**Instructions for the task**:
Retype the data below in full, keeping every character as it is.

**Excerpts from an interface dataset**:
________

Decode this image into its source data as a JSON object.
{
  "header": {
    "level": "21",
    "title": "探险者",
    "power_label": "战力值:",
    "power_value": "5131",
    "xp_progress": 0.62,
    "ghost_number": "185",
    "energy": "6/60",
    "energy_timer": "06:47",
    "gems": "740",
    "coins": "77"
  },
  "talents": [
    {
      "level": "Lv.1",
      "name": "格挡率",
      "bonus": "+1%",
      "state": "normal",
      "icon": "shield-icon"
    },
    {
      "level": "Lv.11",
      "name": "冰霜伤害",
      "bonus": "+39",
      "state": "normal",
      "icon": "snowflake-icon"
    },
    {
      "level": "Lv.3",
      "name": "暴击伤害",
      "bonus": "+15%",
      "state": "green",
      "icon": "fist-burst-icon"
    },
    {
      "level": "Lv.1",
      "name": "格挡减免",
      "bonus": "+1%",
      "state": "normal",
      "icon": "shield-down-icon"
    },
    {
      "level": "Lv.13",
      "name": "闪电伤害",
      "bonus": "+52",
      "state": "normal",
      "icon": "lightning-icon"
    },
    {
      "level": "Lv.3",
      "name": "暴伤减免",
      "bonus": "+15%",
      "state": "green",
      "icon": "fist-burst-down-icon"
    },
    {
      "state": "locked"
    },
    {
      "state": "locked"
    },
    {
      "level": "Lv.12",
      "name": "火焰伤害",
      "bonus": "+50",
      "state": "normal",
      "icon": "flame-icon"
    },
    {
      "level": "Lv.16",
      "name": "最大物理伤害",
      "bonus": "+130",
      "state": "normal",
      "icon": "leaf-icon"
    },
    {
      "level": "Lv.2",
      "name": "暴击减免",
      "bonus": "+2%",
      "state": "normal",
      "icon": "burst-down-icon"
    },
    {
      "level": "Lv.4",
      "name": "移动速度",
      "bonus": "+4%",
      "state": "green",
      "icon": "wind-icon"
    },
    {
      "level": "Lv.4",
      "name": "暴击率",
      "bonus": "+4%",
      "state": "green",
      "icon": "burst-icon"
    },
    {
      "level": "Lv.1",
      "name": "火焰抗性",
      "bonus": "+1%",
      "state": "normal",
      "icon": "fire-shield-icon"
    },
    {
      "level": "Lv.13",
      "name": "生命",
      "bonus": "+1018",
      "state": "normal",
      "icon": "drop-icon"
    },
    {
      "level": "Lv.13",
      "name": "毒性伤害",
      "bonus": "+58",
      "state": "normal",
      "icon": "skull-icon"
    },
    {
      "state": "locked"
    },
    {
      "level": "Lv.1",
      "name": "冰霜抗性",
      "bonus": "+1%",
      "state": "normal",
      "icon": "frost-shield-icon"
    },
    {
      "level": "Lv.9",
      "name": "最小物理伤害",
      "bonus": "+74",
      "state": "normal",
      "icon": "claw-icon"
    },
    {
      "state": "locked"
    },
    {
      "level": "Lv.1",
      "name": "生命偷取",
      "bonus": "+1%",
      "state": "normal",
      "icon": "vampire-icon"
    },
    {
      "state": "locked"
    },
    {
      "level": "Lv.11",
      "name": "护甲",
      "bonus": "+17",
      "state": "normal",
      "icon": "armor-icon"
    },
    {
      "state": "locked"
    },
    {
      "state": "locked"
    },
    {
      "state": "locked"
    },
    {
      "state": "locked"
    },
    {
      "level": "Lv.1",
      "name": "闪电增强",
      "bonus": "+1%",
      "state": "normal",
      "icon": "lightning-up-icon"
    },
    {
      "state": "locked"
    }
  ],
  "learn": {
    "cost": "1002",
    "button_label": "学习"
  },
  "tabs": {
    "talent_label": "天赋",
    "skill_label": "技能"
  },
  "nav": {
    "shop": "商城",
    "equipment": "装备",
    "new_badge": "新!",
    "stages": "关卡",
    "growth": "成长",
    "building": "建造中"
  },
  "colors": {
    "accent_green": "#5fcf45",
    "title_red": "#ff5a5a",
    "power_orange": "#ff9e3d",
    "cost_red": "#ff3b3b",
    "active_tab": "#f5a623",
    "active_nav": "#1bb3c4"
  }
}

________

**Task solution**:
Decode this image into its source data as a JSON object.
{
  "header": {
    "level": "21",
    "title": "探险者",
    "power_label": "战力值:",
    "power_value": "5131",
    "xp_progress": 0.62,
    "ghost_number": "185",
    "energy": "6/60",
    "energy_timer": "06:47",
    "gems": "740",
    "coins": "77"
  },
  "talents": [
    {
      "level": "Lv.1",
      "name": "格挡率",
      "bonus": "+1%",
      "state": "normal",
      "icon": "shield-icon"
    },
    {
      "level": "Lv.11",
      "name": "冰霜伤害",
      "bonus": "+39",
      "state": "normal",
      "icon": "snowflake-icon"
    },
    {
      "level": "Lv.3",
      "name": "暴击伤害",
      "bonus": "+15%",
      "state": "green",
      "icon": "fist-burst-icon"
    },
    {
      "level": "Lv.1",
      "name": "格挡减免",
      "bonus": "+1%",
      "state": "normal",
      "icon": "shield-down-icon"
    },
    {
      "level": "Lv.13",
      "name": "闪电伤害",
      "bonus": "+52",
      "state": "normal",
      "icon": "lightning-icon"
    },
    {
      "level": "Lv.3",
      "name": "暴伤减免",
      "bonus": "+15%",
      "state": "green",
      "icon": "fist-burst-down-icon"
    },
    {
      "state": "locked"
    },
    {
      "state": "locked"
    },
    {
      "level": "Lv.12",
      "name": "火焰伤害",
      "bonus": "+50",
      "state": "normal",
      "icon": "flame-icon"
    },
    {
      "level": "Lv.16",
      "name": "最大物理伤害",
      "bonus": "+130",
      "state": "normal",
      "icon": "leaf-icon"
    },
    {
      "level": "Lv.2",
      "name": "暴击减免",
      "bonus": "+2%",
      "state": "normal",
      "icon": "burst-down-icon"
    },
    {
      "level": "Lv.4",
      "name": "移动速度",
      "bonus": "+4%",
      "state": "green",
      "icon": "wind-icon"
    },
    {
      "level": "Lv.4",
      "name": "暴击率",
      "bonus": "+4%",
      "state": "green",
      "icon": "burst-icon"
    },
    {
      "level": "Lv.1",
      "name": "火焰抗性",
      "bonus": "+1%",
      "state": "normal",
      "icon": "fire-shield-icon"
    },
    {
      "level": "Lv.13",
      "name": "生命",
      "bonus": "+1018",
      "state": "normal",
      "icon": "drop-icon"
    },
    {
      "level": "Lv.13",
      "name": "毒性伤害",
      "bonus": "+58",
      "state": "normal",
      "icon": "skull-icon"
    },
    {
      "state": "locked"
    },
    {
      "level": "Lv.1",
      "name": "冰霜抗性",
      "bonus": "+1%",
      "state": "normal",
      "icon": "frost-shield-icon"
    },
    {
      "level": "Lv.9",
      "name": "最小物理伤害",
      "bonus": "+74",
      "state": "normal",
      "icon": "claw-icon"
    },
    {
      "state": "locked"
    },
    {
      "level": "Lv.1",
      "name": "生命偷取",
      "bonus": "+1%",
      "state": "normal",
      "icon": "vampire-icon"
    },
    {
      "state": "locked"
    },
    {
      "level": "Lv.11",
      "name": "护甲",
      "bonus": "+17",
      "state": "normal",
      "icon": "armor-icon"
    },
    {
      "state": "locked"
    },
    {
      "state": "locked"
    },
    {
      "state": "locked"
    },
    {
      "state": "locked"
    },
    {
      "level": "Lv.1",
      "name": "闪电增强",
      "bonus": "+1%",
      "state": "normal",
      "icon": "lightning-up-icon"
    },
    {
      "state": "locked"
    }
  ],
  "learn": {
    "cost": "1002",
    "button_label": "学习"
  },
  "tabs": {
    "talent_label": "天赋",
    "skill_label": "技能"
  },
  "nav": {
    "shop": "商城",
    "equipment": "装备",
    "new_badge": "新!",
    "stages": "关卡",
    "growth": "成长",
    "building": "建造中"
  },
  "colors": {
    "accent_green": "#5fcf45",
    "title_red": "#ff5a5a",
    "power_orange": "#ff9e3d",
    "cost_red": "#ff3b3b",
    "active_tab": "#f5a623",
    "active_nav": "#1bb3c4"
  }
}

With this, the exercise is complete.